In a 4-2 vote, council voted in favour of removing the statue. Councillors Nakagawa, Puchmayr, Jaimie McEvoy and Mary Trentadue supported the motion, while councillors Chinu Das and Patrick Johnstone voted against it. (Mayor Jonathan Cote was out of town.)
“We have been asked to remove it,” said Coun. Mary Trentadue. “We should do that. We have been engaged with. People have asked us to remove it because it causes pain.”
Johnstone and Das said they fully support truth and reconciliation but feel more dialogue should take place before the statue is moved, including with the Tŝilhqot’in Nation. (In addition to eight delegations at Monday’s meeting, many people commented about the issue on social media in response to news coverage about the motion to be considered by council.)
“I frankly don’t thing we have had these conversations in this community. I think we have spent a weekend on social media and we have spent a couple of hours in this chamber having a discussion about this subject. I don’t think we have truly engaged with people who need to be engaged in this discussion,” Johnstone said. “I am afraid actions we take now are going to undermine our efforts to have that true engagement. We are going to close those ears before we have even invited them in to have a conversation.”
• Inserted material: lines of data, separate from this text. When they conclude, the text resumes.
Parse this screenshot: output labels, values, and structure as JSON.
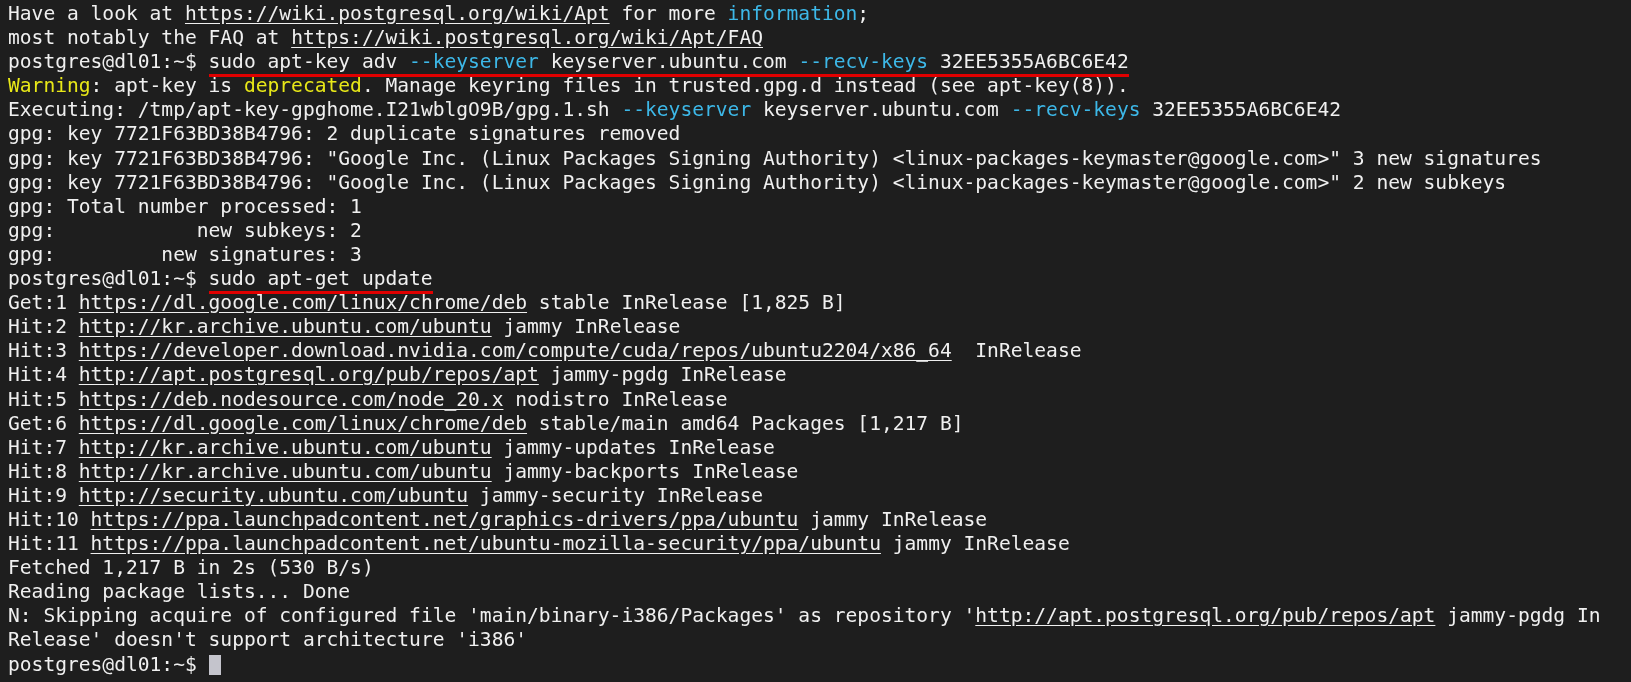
{
  "terminal": {
    "lines": [
      {
        "kind": "output",
        "segments": [
          {
            "kind": "text",
            "text": "Have a look at "
          },
          {
            "kind": "link",
            "text": "https://wiki.postgresql.org/wiki/Apt"
          },
          {
            "kind": "text",
            "text": " for more "
          },
          {
            "kind": "accent",
            "text": "information"
          },
          {
            "kind": "text",
            "text": ";"
          }
        ]
      },
      {
        "kind": "output",
        "segments": [
          {
            "kind": "text",
            "text": "most notably the FAQ at "
          },
          {
            "kind": "link",
            "text": "https://wiki.postgresql.org/wiki/Apt/FAQ"
          }
        ]
      },
      {
        "kind": "prompt",
        "prompt": "postgres@dl01:~$",
        "segments": [
          {
            "kind": "text",
            "text": "sudo apt-key adv "
          },
          {
            "kind": "accent",
            "text": "--keyserver"
          },
          {
            "kind": "text",
            "text": " keyserver.ubuntu.com "
          },
          {
            "kind": "accent",
            "text": "--recv-keys"
          },
          {
            "kind": "text",
            "text": " 32EE5355A6BC6E42"
          }
        ]
      },
      {
        "kind": "output",
        "segments": [
          {
            "kind": "warn",
            "text": "Warning"
          },
          {
            "kind": "text",
            "text": ": apt-key is "
          },
          {
            "kind": "warn",
            "text": "deprecated"
          },
          {
            "kind": "text",
            "text": ". Manage keyring files in trusted.gpg.d instead (see apt-key(8))."
          }
        ]
      },
      {
        "kind": "output",
        "segments": [
          {
            "kind": "text",
            "text": "Executing: /tmp/apt-key-gpghome.I21wblgO9B/gpg.1.sh "
          },
          {
            "kind": "accent",
            "text": "--keyserver"
          },
          {
            "kind": "text",
            "text": " keyserver.ubuntu.com "
          },
          {
            "kind": "accent",
            "text": "--recv-keys"
          },
          {
            "kind": "text",
            "text": " 32EE5355A6BC6E42"
          }
        ]
      },
      {
        "kind": "output",
        "segments": [
          {
            "kind": "text",
            "text": "gpg: key 7721F63BD38B4796: 2 duplicate signatures removed"
          }
        ]
      },
      {
        "kind": "output",
        "segments": [
          {
            "kind": "text",
            "text": "gpg: key 7721F63BD38B4796: \"Google Inc. (Linux Packages Signing Authority) <linux-packages-keymaster@google.com>\" 3 new signatures"
          }
        ]
      },
      {
        "kind": "output",
        "segments": [
          {
            "kind": "text",
            "text": "gpg: key 7721F63BD38B4796: \"Google Inc. (Linux Packages Signing Authority) <linux-packages-keymaster@google.com>\" 2 new subkeys"
          }
        ]
      },
      {
        "kind": "output",
        "segments": [
          {
            "kind": "text",
            "text": "gpg: Total number processed: 1"
          }
        ]
      },
      {
        "kind": "output",
        "segments": [
          {
            "kind": "text",
            "text": "gpg:            new subkeys: 2"
          }
        ]
      },
      {
        "kind": "output",
        "segments": [
          {
            "kind": "text",
            "text": "gpg:         new signatures: 3"
          }
        ]
      },
      {
        "kind": "prompt",
        "prompt": "postgres@dl01:~$",
        "segments": [
          {
            "kind": "text",
            "text": "sudo apt-get update"
          }
        ]
      },
      {
        "kind": "output",
        "segments": [
          {
            "kind": "text",
            "text": "Get:1 "
          },
          {
            "kind": "link",
            "text": "https://dl.google.com/linux/chrome/deb"
          },
          {
            "kind": "text",
            "text": " stable InRelease [1,825 B]"
          }
        ]
      },
      {
        "kind": "output",
        "segments": [
          {
            "kind": "text",
            "text": "Hit:2 "
          },
          {
            "kind": "link",
            "text": "http://kr.archive.ubuntu.com/ubuntu"
          },
          {
            "kind": "text",
            "text": " jammy InRelease"
          }
        ]
      },
      {
        "kind": "output",
        "segments": [
          {
            "kind": "text",
            "text": "Hit:3 "
          },
          {
            "kind": "link",
            "text": "https://developer.download.nvidia.com/compute/cuda/repos/ubuntu2204/x86_64"
          },
          {
            "kind": "text",
            "text": "  InRelease"
          }
        ]
      },
      {
        "kind": "output",
        "segments": [
          {
            "kind": "text",
            "text": "Hit:4 "
          },
          {
            "kind": "link",
            "text": "http://apt.postgresql.org/pub/repos/apt"
          },
          {
            "kind": "text",
            "text": " jammy-pgdg InRelease"
          }
        ]
      },
      {
        "kind": "output",
        "segments": [
          {
            "kind": "text",
            "text": "Hit:5 "
          },
          {
            "kind": "link",
            "text": "https://deb.nodesource.com/node_20.x"
          },
          {
            "kind": "text",
            "text": " nodistro InRelease"
          }
        ]
      },
      {
        "kind": "output",
        "segments": [
          {
            "kind": "text",
            "text": "Get:6 "
          },
          {
            "kind": "link",
            "text": "https://dl.google.com/linux/chrome/deb"
          },
          {
            "kind": "text",
            "text": " stable/main amd64 Packages [1,217 B]"
          }
        ]
      },
      {
        "kind": "output",
        "segments": [
          {
            "kind": "text",
            "text": "Hit:7 "
          },
          {
            "kind": "link",
            "text": "http://kr.archive.ubuntu.com/ubuntu"
          },
          {
            "kind": "text",
            "text": " jammy-updates InRelease"
          }
        ]
      },
      {
        "kind": "output",
        "segments": [
          {
            "kind": "text",
            "text": "Hit:8 "
          },
          {
            "kind": "link",
            "text": "http://kr.archive.ubuntu.com/ubuntu"
          },
          {
            "kind": "text",
            "text": " jammy-backports InRelease"
          }
        ]
      },
      {
        "kind": "output",
        "segments": [
          {
            "kind": "text",
            "text": "Hit:9 "
          },
          {
            "kind": "link",
            "text": "http://security.ubuntu.com/ubuntu"
          },
          {
            "kind": "text",
            "text": " jammy-security InRelease"
          }
        ]
      },
      {
        "kind": "output",
        "segments": [
          {
            "kind": "text",
            "text": "Hit:10 "
          },
          {
            "kind": "link",
            "text": "https://ppa.launchpadcontent.net/graphics-drivers/ppa/ubuntu"
          },
          {
            "kind": "text",
            "text": " jammy InRelease"
          }
        ]
      },
      {
        "kind": "output",
        "segments": [
          {
            "kind": "text",
            "text": "Hit:11 "
          },
          {
            "kind": "link",
            "text": "https://ppa.launchpadcontent.net/ubuntu-mozilla-security/ppa/ubuntu"
          },
          {
            "kind": "text",
            "text": " jammy InRelease"
          }
        ]
      },
      {
        "kind": "output",
        "segments": [
          {
            "kind": "text",
            "text": "Fetched 1,217 B in 2s (530 B/s)"
          }
        ]
      },
      {
        "kind": "output",
        "segments": [
          {
            "kind": "text",
            "text": "Reading package lists... Done"
          }
        ]
      },
      {
        "kind": "output",
        "segments": [
          {
            "kind": "text",
            "text": "N: Skipping acquire of configured file 'main/binary-i386/Packages' as repository '"
          },
          {
            "kind": "link",
            "text": "http://apt.postgresql.org/pub/repos/apt"
          },
          {
            "kind": "text",
            "text": " jammy-pgdg In"
          }
        ]
      },
      {
        "kind": "output",
        "segments": [
          {
            "kind": "text",
            "text": "Release' doesn't support architecture 'i386'"
          }
        ]
      },
      {
        "kind": "input",
        "prompt": "postgres@dl01:~$"
      }
    ]
  }
}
Several residents who spoke at Monday night’s council meeting supported removal of the statue from Begbie Square.
“I want my kids to learn the names and faces of people to aspire to be like, who fought injustice, who were honourable people and were admired in their communities,” said Tasha Henderson. “They need to know and understand the history of how we got here, but they do not need to glorify men like Judge Begbie.”
Some residents said Begbie was actually considered to be quite progressive at the time, noting he spoke several languages (including Chinook) and allowed people of other cultures to swear an oath of truth on objects sacred to them rather than the bible. They suggested council table the motion and allow the statue to remain in place until more consultations take place with community members.
“What bothers me about the current motion is that it is divisive... I think that is not the right path for the City of New Westminster to go,” said David Brett. “Personally, my view is that the true path to truth and reconciliation is by honouring all stories, everyone’s. All cultures have a story. I think it’s important that we look at those stories and we tell them together.”